Food Expert Hanna Gullichsen
Hanna Gullichsen is a cook, successful author of cookery books and one of Finland’s most followed food experts. A mother of three, entrepreneur and passionate swimmer, she emphasises quality in everything, creates phenomena and speaks on behalf of equality, real butter and good everyday food.
Hanna, you are famous for being a passionate advocate for great food and now also a chef and food author. Why is food your thing?
Because there is nothing more wonderful than sitting around a table with your loved ones surrounded by great grub, wine and excellent conversations. I get a real kick out of people loving my cooking, and I’m always exhilarated when I get a message saying someone has cooked my recipe and succeeded. I get to work with the thing I love and it makes me happy, every day. I try to share my best recipes and tips on Instagram and I wish all foodies and those struggling with everyday cooking challenges can find answers to their questions through my account.
Last year, you published a cookbook. What kind of cookbook is it?
I put a lot of time and effort into the book. In summer 2018, when social media was full of pictures of steaming hot weather, I was sweating in the kitchen. It was a lot of work and I loved it, the book is brilliant!
The book, Hanna G kokkaa, has three main themes. It is my own manifesto and I’m so proud of it. My food story of growing from a kitchen catastrophe into a chef tells my journey, and also how I became a chef. I’ve gathered everything I’ve learnt into tips from which every home cook can learn everything I know. From cooking a whole fish to the differences of salts and using oils, it’s all there in the book for you to learn! The third aspect is recipes, and they’re also a progressive learning journey, starting with the easy ones and saving the more challenging ones for the end.
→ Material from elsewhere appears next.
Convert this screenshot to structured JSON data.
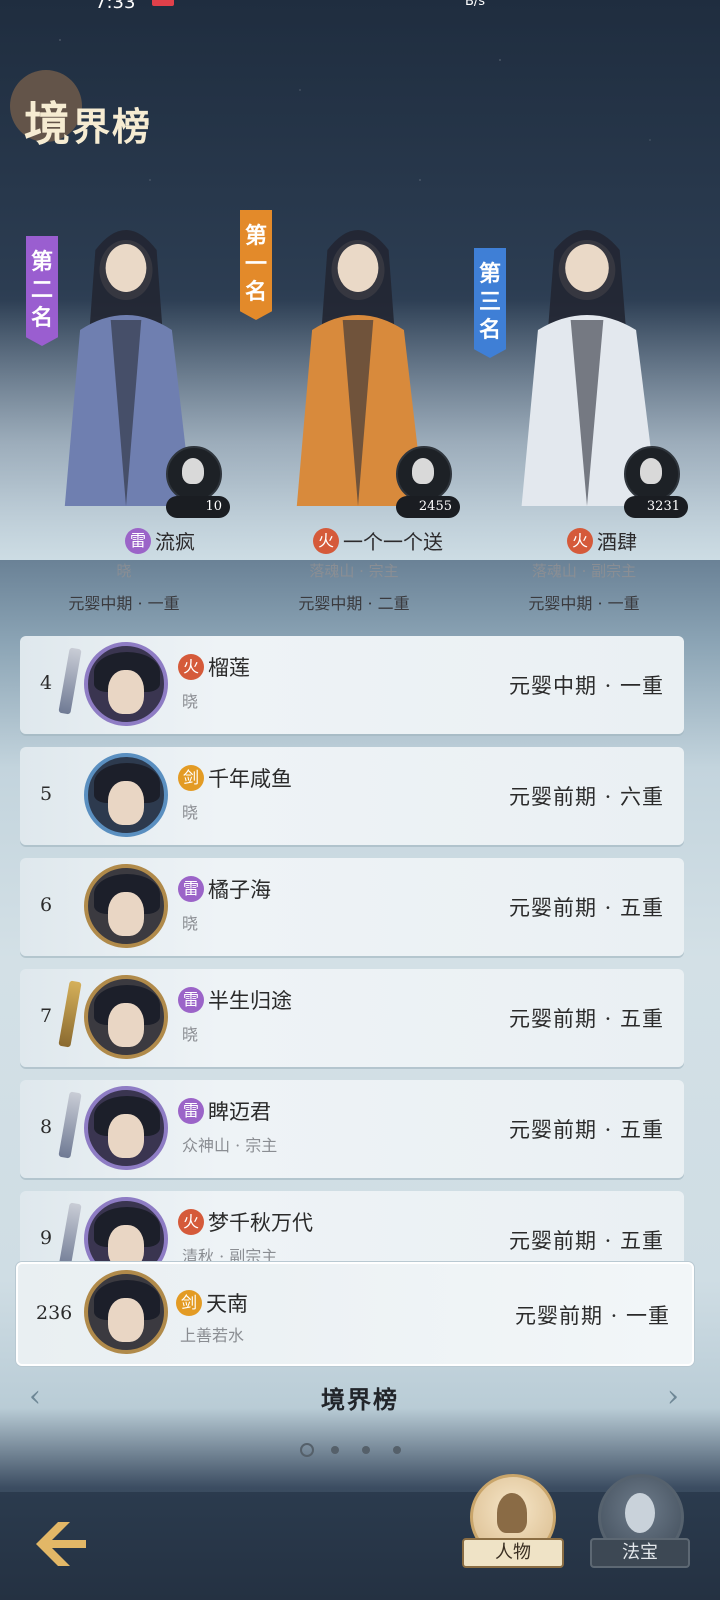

You are originally from in northeastern Finland. Do you still cook something from your home town or maybe a specific dish you used to eat as a child?
I carry with me plenty of flavourful memories. Just yesterday, I cooked a cloudberry soup and enjoyed it warm. It brought back to me all the cold winter days of my childhood when my grandmother used to cook the soup for me. Food is a mighty power in bringing back memories.
You have also participated in the Perheet Safkaa (“Families Eat”) project. What is that all about?
The project encourages to bring children to restaurants. Kids should be seen and heard, they are not little adults and that shouldn’t be the goal, either. A rich urban culture gives space for us all. We have been taking our twin sons to restaurants ever since they were babies. For them, our favourite restaurant is a continuum of our home and they enjoy being in an environment they know. Of course, it takes practice and some days are easier than others, but children should definitely be where parents have spent time also before having kids.
What is your family’s favourite food?
We eat a lot of omelettes and pastas, no one has the patience to cook potatoes – in everyday life, fast cooking is key.
What would you show about Helsinki’s culinary culture to a tourist?
There is always a person behind each and every product and service, the soul of it all. It’s a blessing to know so many people who do everything from the bottom of their heart. I would introduce the tourist to people and tell stories that deserve to be told.
From a culinary perspective, Helsinki is quite the gem right now, it would be hard to decide what to show. We would have breakfast at Way or Kuuma, lunch in one of Helsinki’s market halls (Old Market Hall, Hakaniemi Market Hall and Hietalahti Market Hall). There are countless ridiculously great coffee roasteries and cafés, friends of natural wines have plenty of options to choose from and Helsinki has dinner options for all kinds of tastes.